Apple could overplay its hand with partners. Apple relies on partnerships with a variety of firms, including music companies, publishers, app developers and wireless providers such as Verizon and AT&T. Ron Adner, a professor at Dartmouth's Tuck School of Business, who wrote about Apple in a new book called The Wide Lens, says Apple has so far enjoyed "asymmetric power partnerships" in which it's been able to dictate terms and take an oversized cut of any shared profits. The risk is that Apple could exploit its market power to squeeze partners even more, especially if there's increased pressure on Apple to sustain or improve margins. "They need to become more generous with partners, not less generous," says Adner. "The question is whether they can maintain a win-win atmosphere instead of squeezing their partners so much that partners start to look for other deals."
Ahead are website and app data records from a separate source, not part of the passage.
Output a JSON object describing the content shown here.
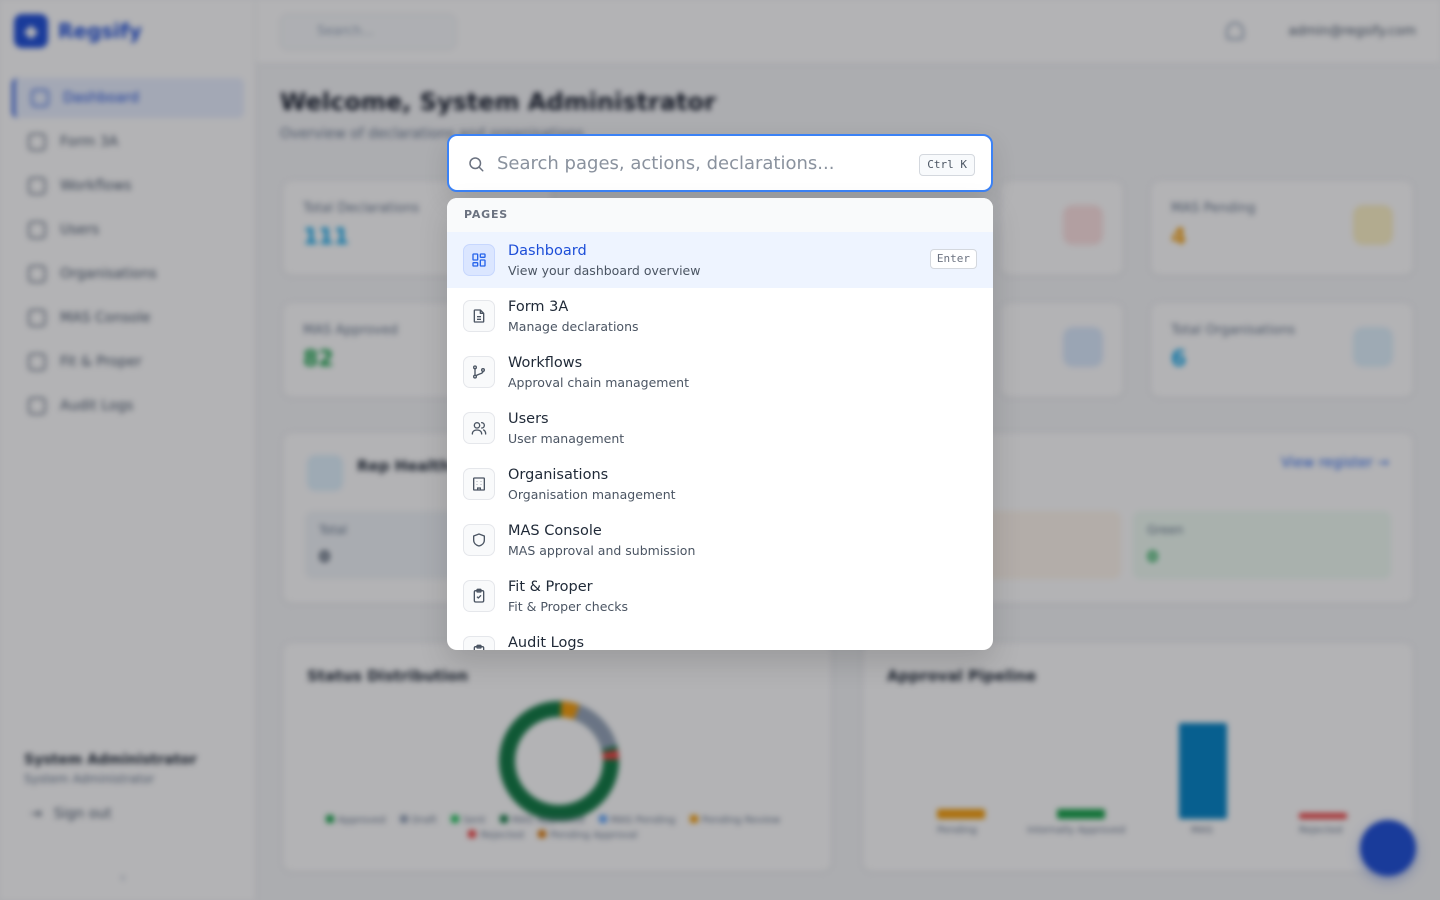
{
  "app": {
    "brand": "Regsify",
    "user_email": "admin@regsify.com",
    "top_search_placeholder": "Search...",
    "sidebar": {
      "items": [
        {
          "label": "Dashboard",
          "active": true
        },
        {
          "label": "Form 3A"
        },
        {
          "label": "Workflows"
        },
        {
          "label": "Users"
        },
        {
          "label": "Organisations"
        },
        {
          "label": "MAS Console"
        },
        {
          "label": "Fit & Proper"
        },
        {
          "label": "Audit Logs"
        }
      ],
      "user_name": "System Administrator",
      "user_role": "System Administrator",
      "sign_out": "Sign out"
    },
    "page_title": "Welcome, System Administrator",
    "page_subtitle": "Overview of declarations and organisations",
    "stats": [
      {
        "label": "Total Declarations",
        "value": "111",
        "color": "#0ea5e9"
      },
      {
        "label": "MAS Pending",
        "value": "4",
        "color": "#f59e0b"
      },
      {
        "label": "MAS Approved",
        "value": "82",
        "color": "#16a34a"
      },
      {
        "label": "Total Organisations",
        "value": "6",
        "color": "#0ea5e9"
      }
    ],
    "health": {
      "title": "Rep Health",
      "view_link": "View register →",
      "tiles": [
        {
          "label": "Total",
          "value": "0"
        },
        {
          "label": "Green",
          "value": "0"
        }
      ]
    },
    "status_chart": {
      "title": "Status Distribution",
      "legend": [
        "Approved",
        "Draft",
        "Sent",
        "MAS Approved",
        "MAS Pending",
        "Pending Review",
        "Rejected",
        "Pending Approval"
      ]
    },
    "pipeline_chart": {
      "title": "Approval Pipeline",
      "labels": [
        "Pending",
        "Internally Approved",
        "MAS",
        "Rejected"
      ]
    }
  },
  "palette": {
    "placeholder": "Search pages, actions, declarations...",
    "shortcut": "Ctrl K",
    "group_label": "PAGES",
    "enter_hint": "Enter",
    "items": [
      {
        "title": "Dashboard",
        "description": "View your dashboard overview",
        "icon": "dashboard-icon",
        "selected": true
      },
      {
        "title": "Form 3A",
        "description": "Manage declarations",
        "icon": "document-icon"
      },
      {
        "title": "Workflows",
        "description": "Approval chain management",
        "icon": "workflow-icon"
      },
      {
        "title": "Users",
        "description": "User management",
        "icon": "users-icon"
      },
      {
        "title": "Organisations",
        "description": "Organisation management",
        "icon": "building-icon"
      },
      {
        "title": "MAS Console",
        "description": "MAS approval and submission",
        "icon": "shield-icon"
      },
      {
        "title": "Fit & Proper",
        "description": "Fit & Proper checks",
        "icon": "clipboard-check-icon"
      },
      {
        "title": "Audit Logs",
        "description": "",
        "icon": "clipboard-icon"
      }
    ]
  }
}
Apple TV could disappoint. The next big battleground for tech companies is television programming, where Apple is having a harder time developing highly profitable partnerships and gaining the kind of market share it has in other industries. When Apple first got involved in the music industry with the iPod and iTunes, it was static, with relatively little innovation. But TV viewers already have a lot of options, including Netflix, video-on-demand, websites like Hulu and free content apps offered by cable companies. "Apple doesn't have the same minimal viable footprint to jump-start a lead in TVs," says Adner. "It's a very different dynamic than what we saw in music and book publishing." Plus, Apple's ability to dictate terms has made some potential partners wary and more likely to seek alternatives.
Size could become a liability. The pace of innovation almost always slows when companies evolve into a behemoth. Some critics of Google and Microsoft, for instance, argue that these once-groundbreaking companies are now more likely to buy innovative companies than to develop breakthroughs in-house. Market leaders also attract more competition--and patent lawsuits--than niche companies. They have also become big targets for antitrust regulators, as AT&T, IBM, Microsoft and Google have learned.
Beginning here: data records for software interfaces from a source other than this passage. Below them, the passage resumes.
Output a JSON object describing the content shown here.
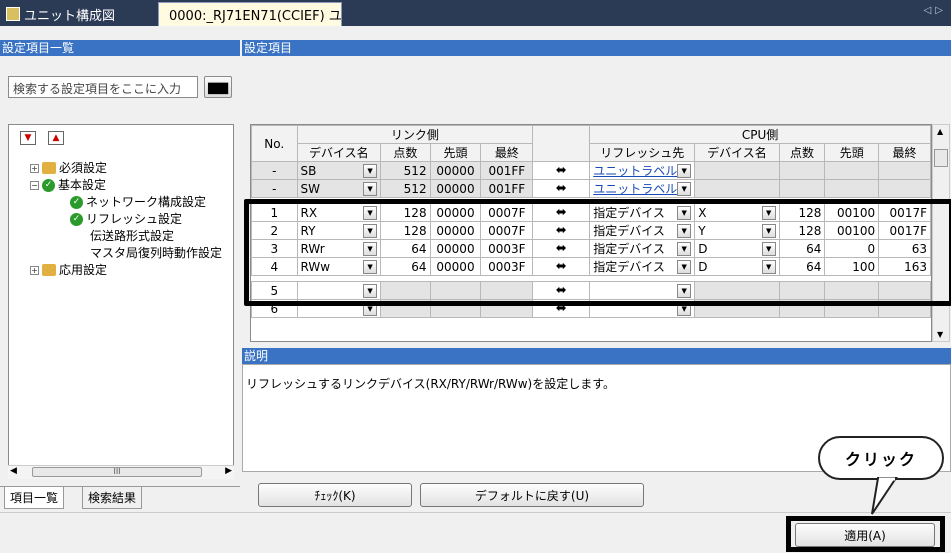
{
  "tabs": [
    {
      "label": "ユニット構成図"
    },
    {
      "label": "0000:_RJ71EN71(CCIEF) ユ..."
    }
  ],
  "left": {
    "header": "設定項目一覧",
    "search_placeholder": "検索する設定項目をここに入力",
    "tree": [
      {
        "label": "必須設定"
      },
      {
        "label": "基本設定"
      },
      {
        "label": "ネットワーク構成設定"
      },
      {
        "label": "リフレッシュ設定"
      },
      {
        "label": "伝送路形式設定"
      },
      {
        "label": "マスタ局復列時動作設定"
      },
      {
        "label": "応用設定"
      }
    ],
    "bottom_tabs": [
      "項目一覧",
      "検索結果"
    ],
    "hscroll_label": "III"
  },
  "right": {
    "header": "設定項目",
    "table": {
      "no_header": "No.",
      "link_header": "リンク側",
      "cpu_header": "CPU側",
      "sub_headers": [
        "デバイス名",
        "点数",
        "先頭",
        "最終",
        "リフレッシュ先",
        "デバイス名",
        "点数",
        "先頭",
        "最終"
      ],
      "fixed_rows": [
        {
          "no": "-",
          "dev": "SB",
          "pts": "512",
          "start": "00000",
          "end": "001FF",
          "dest": "ユニットラベル"
        },
        {
          "no": "-",
          "dev": "SW",
          "pts": "512",
          "start": "00000",
          "end": "001FF",
          "dest": "ユニットラベル"
        }
      ],
      "rows": [
        {
          "no": "1",
          "dev": "RX",
          "pts": "128",
          "start": "00000",
          "end": "0007F",
          "dest": "指定デバイス",
          "cdev": "X",
          "cpts": "128",
          "cstart": "00100",
          "cend": "0017F"
        },
        {
          "no": "2",
          "dev": "RY",
          "pts": "128",
          "start": "00000",
          "end": "0007F",
          "dest": "指定デバイス",
          "cdev": "Y",
          "cpts": "128",
          "cstart": "00100",
          "cend": "0017F"
        },
        {
          "no": "3",
          "dev": "RWr",
          "pts": "64",
          "start": "00000",
          "end": "0003F",
          "dest": "指定デバイス",
          "cdev": "D",
          "cpts": "64",
          "cstart": "0",
          "cend": "63"
        },
        {
          "no": "4",
          "dev": "RWw",
          "pts": "64",
          "start": "00000",
          "end": "0003F",
          "dest": "指定デバイス",
          "cdev": "D",
          "cpts": "64",
          "cstart": "100",
          "cend": "163"
        }
      ],
      "extra_rows": [
        {
          "no": "5"
        },
        {
          "no": "6"
        }
      ]
    },
    "desc_header": "説明",
    "desc_text": "リフレッシュするリンクデバイス(RX/RY/RWr/RWw)を設定します。",
    "check_button": "ﾁｪｯｸ(K)",
    "default_button": "デフォルトに戻す(U)"
  },
  "apply_button": "適用(A)",
  "callout": "クリック",
  "colors": {
    "header_bg": "#3a73c4",
    "tab_bar": "#2b3a55",
    "check_green": "#2a9b2a"
  }
}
Apple is now the most valuable company in the world by market capitalization. It accounts for 4.1 percent of the value of the S&P 500, according to UBS. Only five companies--AT&T, IBM, Exxon Mobil, Microsoft and General Electric--have ever represented a larger portion of the S&P 500. Apple has defied expectations many times before, so it may turn out to be the rare corporate giant that maintains the hunger and agility of a startup. As the stock keeps rising, that's what investors seem to be betting on.